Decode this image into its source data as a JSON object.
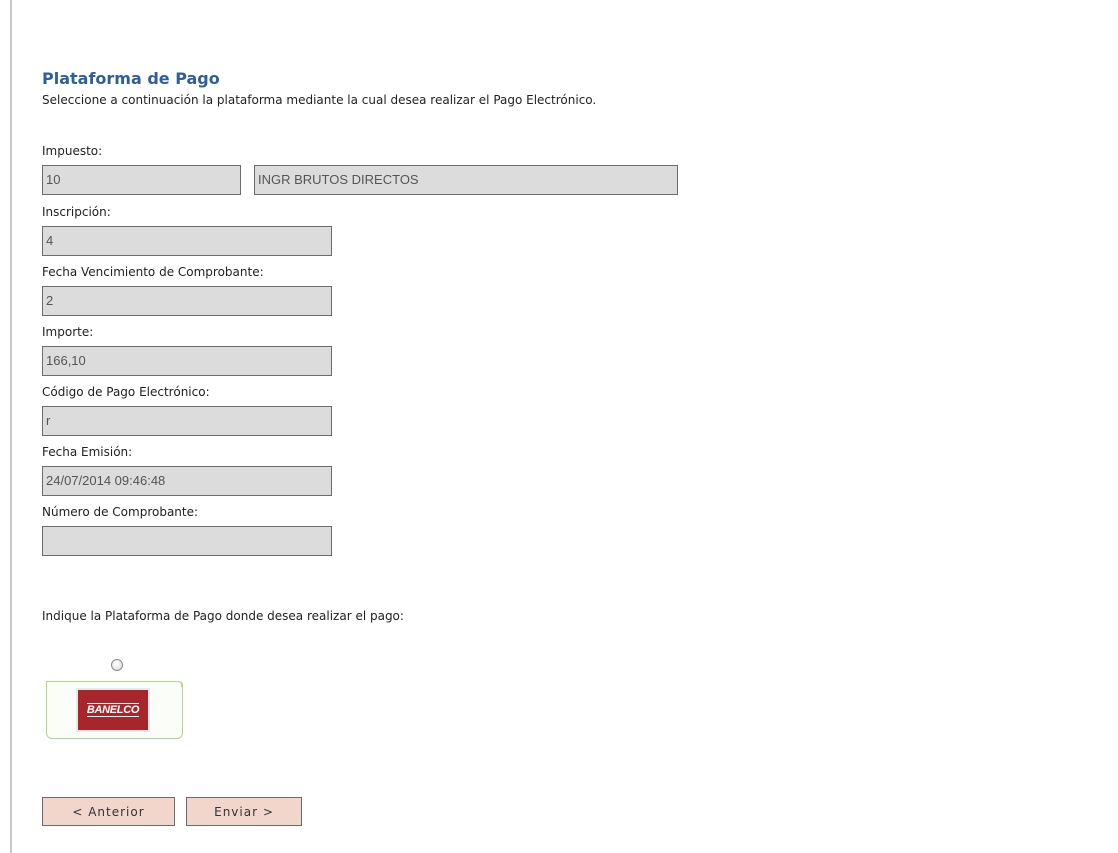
{
  "header": {
    "title": "Plataforma de Pago",
    "subtitle": "Seleccione a continuación la plataforma mediante la cual desea realizar el Pago Electrónico."
  },
  "form": {
    "impuesto": {
      "label": "Impuesto:",
      "code": "10",
      "description": "INGR BRUTOS DIRECTOS"
    },
    "inscripcion": {
      "label": "Inscripción:",
      "value": "4"
    },
    "fecha_vencimiento": {
      "label": "Fecha Vencimiento de Comprobante:",
      "value": "2"
    },
    "importe": {
      "label": "Importe:",
      "value": "166,10"
    },
    "codigo_pago": {
      "label": "Código de Pago Electrónico:",
      "value": "r"
    },
    "fecha_emision": {
      "label": "Fecha Emisión:",
      "value": "24/07/2014 09:46:48"
    },
    "numero_comprobante": {
      "label": "Número de Comprobante:",
      "value": ""
    }
  },
  "platform": {
    "prompt": "Indique la Plataforma de Pago donde desea realizar el pago:",
    "options": [
      {
        "logo_text": "BANELCO",
        "selected": false
      }
    ]
  },
  "buttons": {
    "back": "< Anterior",
    "submit": "Enviar >"
  },
  "colors": {
    "title": "#2f5e9e",
    "field_bg": "#dcdcdc",
    "button_bg": "#f2d6cc",
    "banelco_red": "#a8262b",
    "card_border": "#b7d48c"
  }
}
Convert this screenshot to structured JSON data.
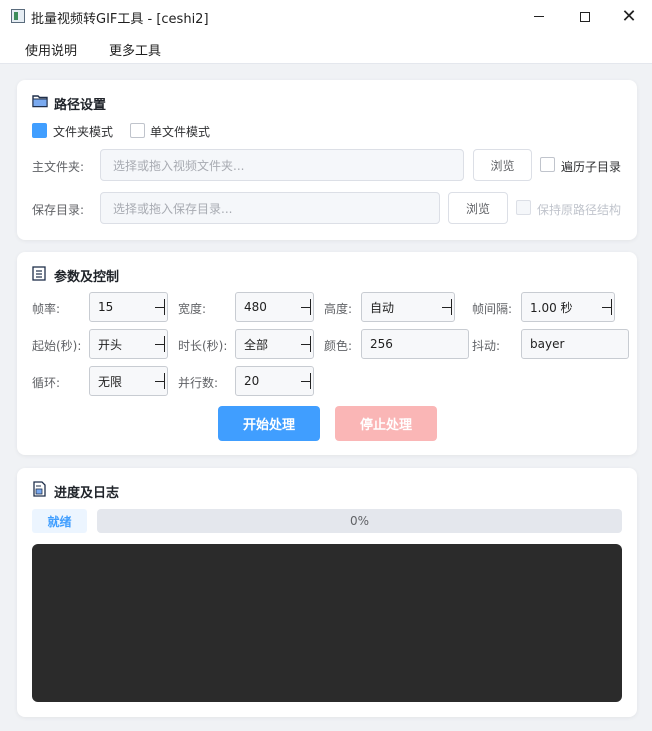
{
  "window": {
    "title": "批量视频转GIF工具 - [ceshi2]",
    "minimize_icon": "minimize-icon",
    "maximize_icon": "maximize-icon",
    "close_icon": "close-icon",
    "close_glyph": "✕"
  },
  "menu": [
    "使用说明",
    "更多工具"
  ],
  "path_section": {
    "title": "路径设置",
    "icon": "folder-icon",
    "mode_folder": {
      "label": "文件夹模式",
      "checked": true
    },
    "mode_single": {
      "label": "单文件模式",
      "checked": false
    },
    "main_folder_label": "主文件夹:",
    "main_folder_placeholder": "选择或拖入视频文件夹...",
    "browse_label": "浏览",
    "recursive": {
      "label": "遍历子目录",
      "checked": false
    },
    "save_dir_label": "保存目录:",
    "save_dir_placeholder": "选择或拖入保存目录...",
    "save_browse_label": "浏览",
    "keep_structure": {
      "label": "保持原路径结构",
      "checked": false,
      "disabled": true
    }
  },
  "params_section": {
    "title": "参数及控制",
    "icon": "list-icon",
    "fps": {
      "label": "帧率:",
      "value": "15"
    },
    "width": {
      "label": "宽度:",
      "value": "480"
    },
    "height": {
      "label": "高度:",
      "value": "自动"
    },
    "frame_interval": {
      "label": "帧间隔:",
      "value": "1.00 秒"
    },
    "start": {
      "label": "起始(秒):",
      "value": "开头"
    },
    "duration": {
      "label": "时长(秒):",
      "value": "全部"
    },
    "colors": {
      "label": "颜色:",
      "value": "256"
    },
    "dither": {
      "label": "抖动:",
      "value": "bayer"
    },
    "loop": {
      "label": "循环:",
      "value": "无限"
    },
    "parallel": {
      "label": "并行数:",
      "value": "20"
    },
    "start_button": "开始处理",
    "stop_button": "停止处理"
  },
  "progress_section": {
    "title": "进度及日志",
    "icon": "report-icon",
    "status": "就绪",
    "progress_percent": 0,
    "progress_text": "0%",
    "log_text": ""
  },
  "colors": {
    "accent": "#409eff",
    "stop_disabled": "#fab6b6",
    "log_bg": "#2b2b2b"
  }
}
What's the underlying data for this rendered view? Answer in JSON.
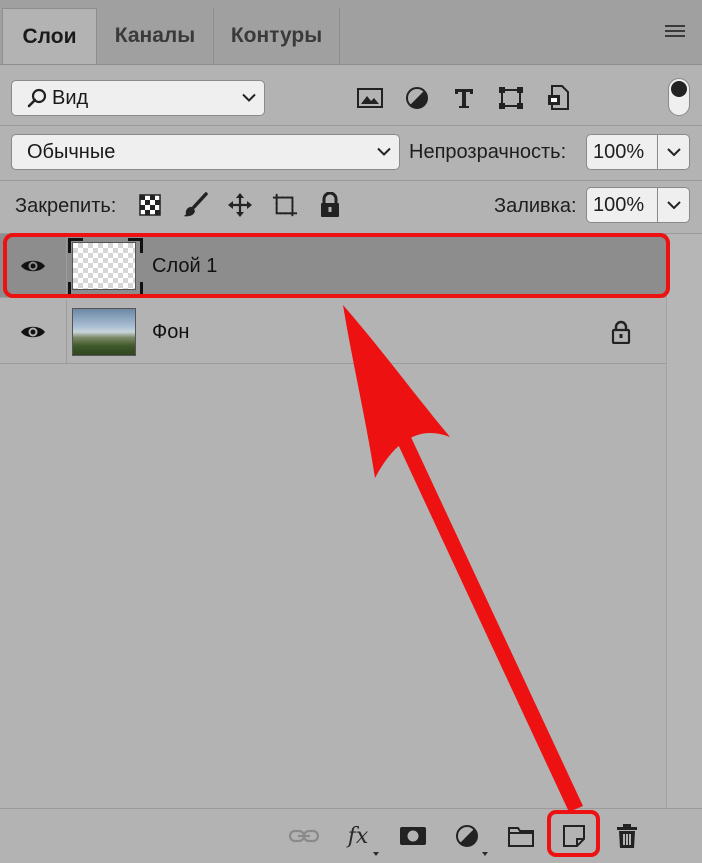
{
  "tabs": [
    {
      "label": "Слои",
      "active": true
    },
    {
      "label": "Каналы",
      "active": false
    },
    {
      "label": "Контуры",
      "active": false
    }
  ],
  "filter": {
    "selected": "Вид",
    "icons": [
      "image-filter-icon",
      "adjustment-filter-icon",
      "type-filter-icon",
      "shape-filter-icon",
      "smart-object-filter-icon"
    ]
  },
  "blend_mode": {
    "selected": "Обычные"
  },
  "opacity": {
    "label": "Непрозрачность:",
    "value": "100%"
  },
  "lock": {
    "label": "Закрепить:",
    "icons": [
      "lock-transparent-pixels-icon",
      "lock-image-pixels-icon",
      "lock-position-icon",
      "lock-artboard-icon",
      "lock-all-icon"
    ]
  },
  "fill": {
    "label": "Заливка:",
    "value": "100%"
  },
  "layers": [
    {
      "name": "Слой 1",
      "selected": true,
      "visible": true,
      "locked": false,
      "thumbnail": "transparent"
    },
    {
      "name": "Фон",
      "selected": false,
      "visible": true,
      "locked": true,
      "thumbnail": "photo"
    }
  ],
  "bottom_toolbar": {
    "icons": [
      "link-layers-icon",
      "fx-icon",
      "add-mask-icon",
      "adjustment-layer-icon",
      "new-group-icon",
      "new-layer-icon",
      "delete-layer-icon"
    ],
    "fx_label": "fx"
  },
  "annotation": {
    "color": "#ee1111"
  },
  "colors": {
    "panel_bg": "#b3b3b3",
    "selected_layer": "#8d8d8d",
    "tab_bar": "#a0a0a0"
  }
}
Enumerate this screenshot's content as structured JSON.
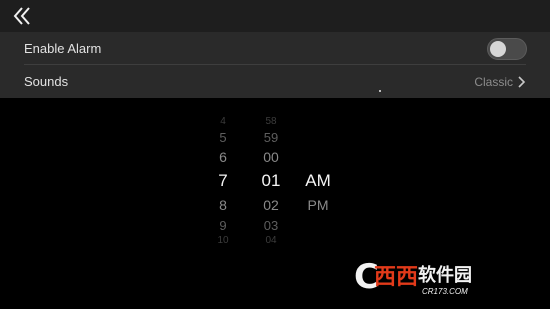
{
  "header": {
    "back_icon": "back-chevron-icon"
  },
  "settings": {
    "enable_alarm": {
      "label": "Enable Alarm",
      "enabled": false
    },
    "sounds": {
      "label": "Sounds",
      "value": "Classic"
    }
  },
  "picker": {
    "hours": [
      "4",
      "5",
      "6",
      "7",
      "8",
      "9",
      "10"
    ],
    "minutes": [
      "58",
      "59",
      "00",
      "01",
      "02",
      "03",
      "04"
    ],
    "ampm": [
      "AM",
      "PM"
    ],
    "selected": {
      "hour": "7",
      "minute": "01",
      "ampm": "AM"
    }
  },
  "watermark": {
    "c_letter": "C",
    "logo": "西西",
    "name": "软件园",
    "url": "CR173.COM"
  }
}
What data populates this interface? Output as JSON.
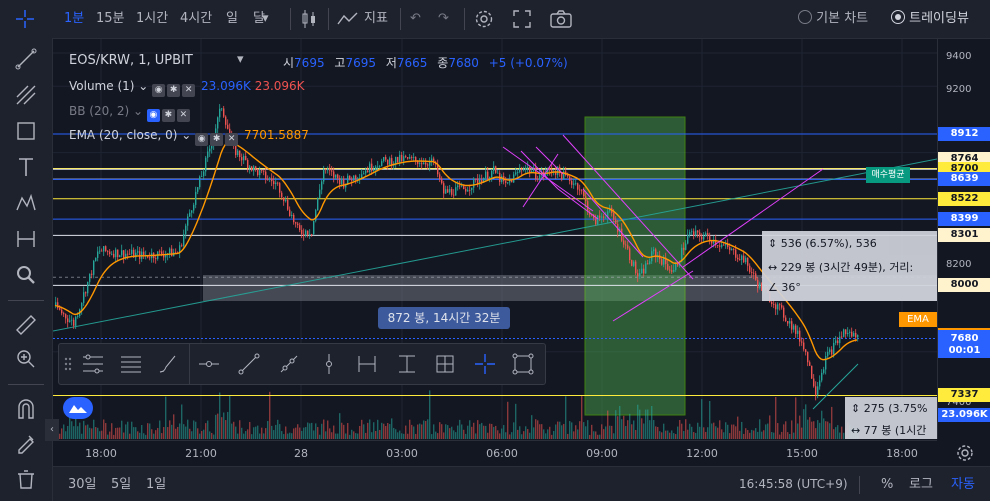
{
  "topbar": {
    "intervals": [
      "1분",
      "15분",
      "1시간",
      "4시간",
      "일",
      "달"
    ],
    "indicator_label": "지표",
    "chart_type_basic": "기본 차트",
    "chart_type_tv": "트레이딩뷰"
  },
  "legend": {
    "symbol": "EOS/KRW, 1, UPBIT",
    "open_label": "시",
    "open_value": "7695",
    "high_label": "고",
    "high_value": "7695",
    "low_label": "저",
    "low_value": "7665",
    "close_label": "종",
    "close_value": "7680",
    "change": "+5 (+0.07%)",
    "volume_title": "Volume (1)",
    "volume_value_1": "23.096K",
    "volume_value_2": "23.096K",
    "bb_title": "BB (20, 2)",
    "ema_title": "EMA (20, close, 0)",
    "ema_value": "7701.5887"
  },
  "price_axis": {
    "ticks": [
      "9400",
      "9200",
      "8200",
      "7400"
    ],
    "labels": [
      {
        "text": "8912",
        "bg": "#2962ff",
        "fg": "#ffffff",
        "price": 8912
      },
      {
        "text": "8764",
        "bg": "#fff3cd",
        "fg": "#131722",
        "price": 8764
      },
      {
        "text": "8704",
        "bg": "#089981",
        "fg": "#ffffff",
        "price": 8704
      },
      {
        "text": "8700",
        "bg": "#ffeb3b",
        "fg": "#131722",
        "price": 8700
      },
      {
        "text": "8640",
        "bg": "#fff3cd",
        "fg": "#131722",
        "price": 8640
      },
      {
        "text": "8639",
        "bg": "#2962ff",
        "fg": "#ffffff",
        "price": 8639
      },
      {
        "text": "8522",
        "bg": "#ffeb3b",
        "fg": "#131722",
        "price": 8522
      },
      {
        "text": "8399",
        "bg": "#2962ff",
        "fg": "#ffffff",
        "price": 8399
      },
      {
        "text": "8301",
        "bg": "#fff3cd",
        "fg": "#131722",
        "price": 8301
      },
      {
        "text": "8000",
        "bg": "#fff3cd",
        "fg": "#131722",
        "price": 8000
      },
      {
        "text": "7702",
        "bg": "#ff9800",
        "fg": "#ffffff",
        "price": 7702
      },
      {
        "text": "7691",
        "bg": "#2962ff",
        "fg": "#ffffff",
        "price": 7691
      },
      {
        "text": "7680",
        "bg": "#2962ff",
        "fg": "#ffffff",
        "price": 7680
      },
      {
        "text": "00:01",
        "bg": "#2962ff",
        "fg": "#ffffff",
        "price": 7602
      },
      {
        "text": "7337",
        "bg": "#ffeb3b",
        "fg": "#131722",
        "price": 7337
      },
      {
        "text": "23.096K",
        "bg": "#2962ff",
        "fg": "#ffffff",
        "price": 7220
      }
    ],
    "ema_tag": "EMA",
    "avg_tag": "매수평균"
  },
  "time_axis": [
    "18:00",
    "21:00",
    "28",
    "03:00",
    "06:00",
    "09:00",
    "12:00",
    "15:00",
    "18:00"
  ],
  "bottombar": {
    "ranges": [
      "30일",
      "5일",
      "1일"
    ],
    "clock": "16:45:58 (UTC+9)",
    "percent": "%",
    "log": "로그",
    "auto": "자동"
  },
  "measure": {
    "range_label": "872 봉, 14시간 32분",
    "box1_line1": "536 (6.57%), 536",
    "box1_line2": "229 봉 (3시간 49분), 거리:",
    "box1_line3": "36°",
    "box2_line1": "275 (3.75%",
    "box2_line2": "77 봉 (1시간"
  },
  "colors": {
    "up": "#26a69a",
    "down": "#ef5350",
    "blue_line": "#2962ff",
    "yellow_line": "#ffeb3b",
    "white_line": "#e0e3eb",
    "ema": "#ff9800"
  }
}
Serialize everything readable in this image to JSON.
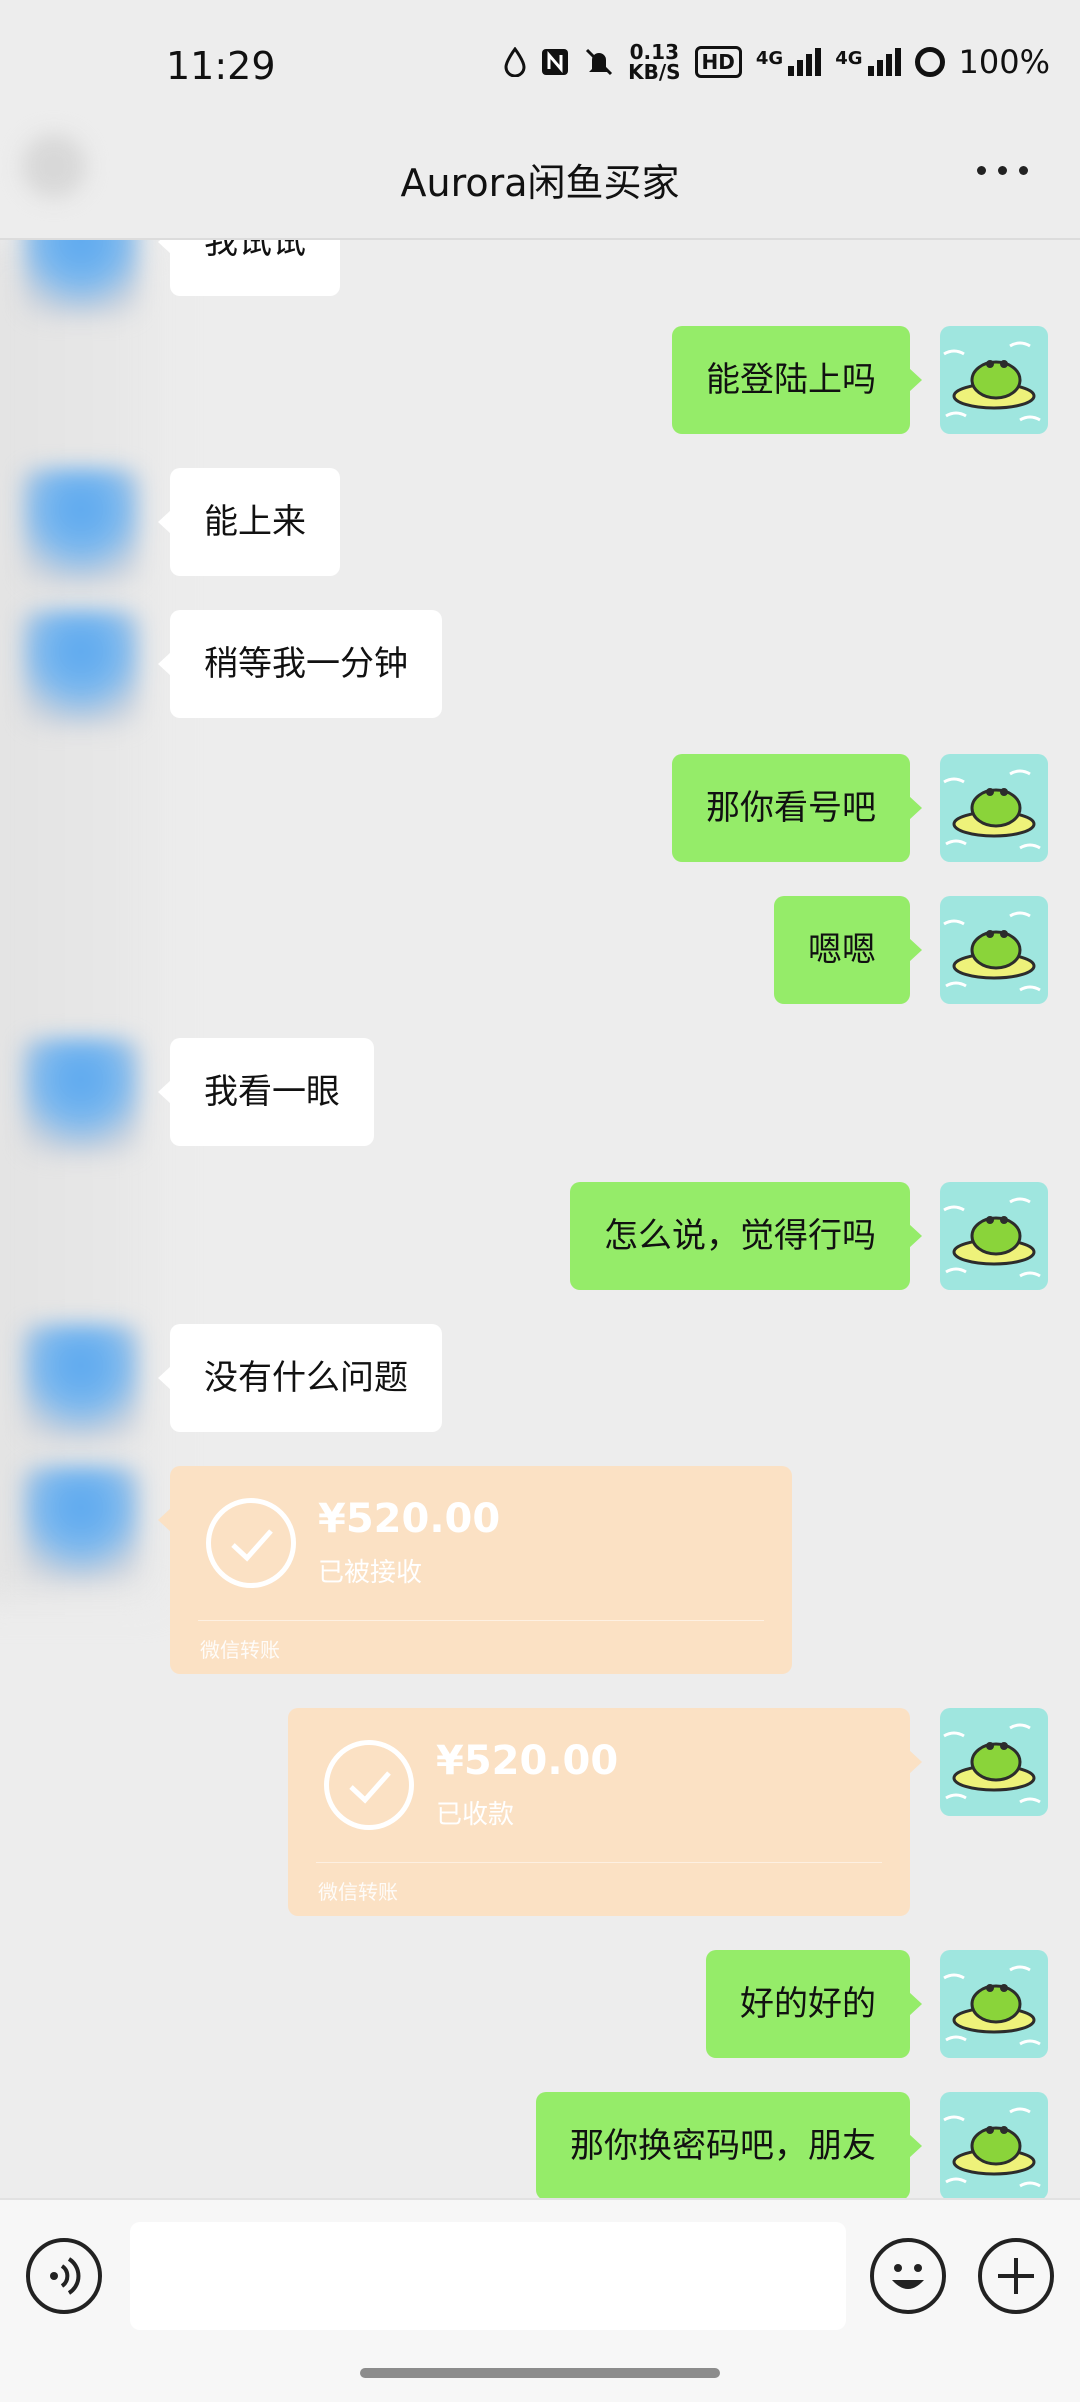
{
  "status_bar": {
    "time": "11:29",
    "net_speed_value": "0.13",
    "net_speed_unit": "KB/S",
    "hd_label": "HD",
    "network_1": "4G",
    "network_2": "4G",
    "battery": "100%",
    "icons": [
      "water-drop-icon",
      "nfc-icon",
      "mute-icon",
      "hd-icon",
      "signal-icon",
      "signal-icon",
      "battery-ring-icon"
    ]
  },
  "header": {
    "title": "Aurora闲鱼买家",
    "more_icon": "more-dots-icon"
  },
  "messages": {
    "m0": "我试试",
    "m1": "能登陆上吗",
    "m2": "能上来",
    "m3": "稍等我一分钟",
    "m4": "那你看号吧",
    "m5": "嗯嗯",
    "m6": "我看一眼",
    "m7": "怎么说，觉得行吗",
    "m8": "没有什么问题",
    "t1": {
      "amount": "¥520.00",
      "status": "已被接收",
      "footer": "微信转账"
    },
    "t2": {
      "amount": "¥520.00",
      "status": "已收款",
      "footer": "微信转账"
    },
    "m9": "好的好的",
    "m10": "那你换密码吧，朋友"
  },
  "input_bar": {
    "input_value": "",
    "icons": [
      "voice-icon",
      "emoji-icon",
      "plus-icon"
    ]
  },
  "colors": {
    "background": "#ededed",
    "out_bubble": "#95ec69",
    "in_bubble": "#ffffff",
    "transfer_card": "#fbe1c4",
    "avatar_bg": "#9fe6df"
  }
}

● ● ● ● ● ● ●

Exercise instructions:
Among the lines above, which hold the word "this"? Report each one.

Output of the exercise:
Decode this image into its source data as a JSON object.
Convert this screenshot to structured JSON data.
What's the underlying data for this rendered view? Answer in JSON.
Enumerate this screenshot's content as structured JSON.
What data populates this interface? Output as JSON.
Serialize everything readable in this image to JSON.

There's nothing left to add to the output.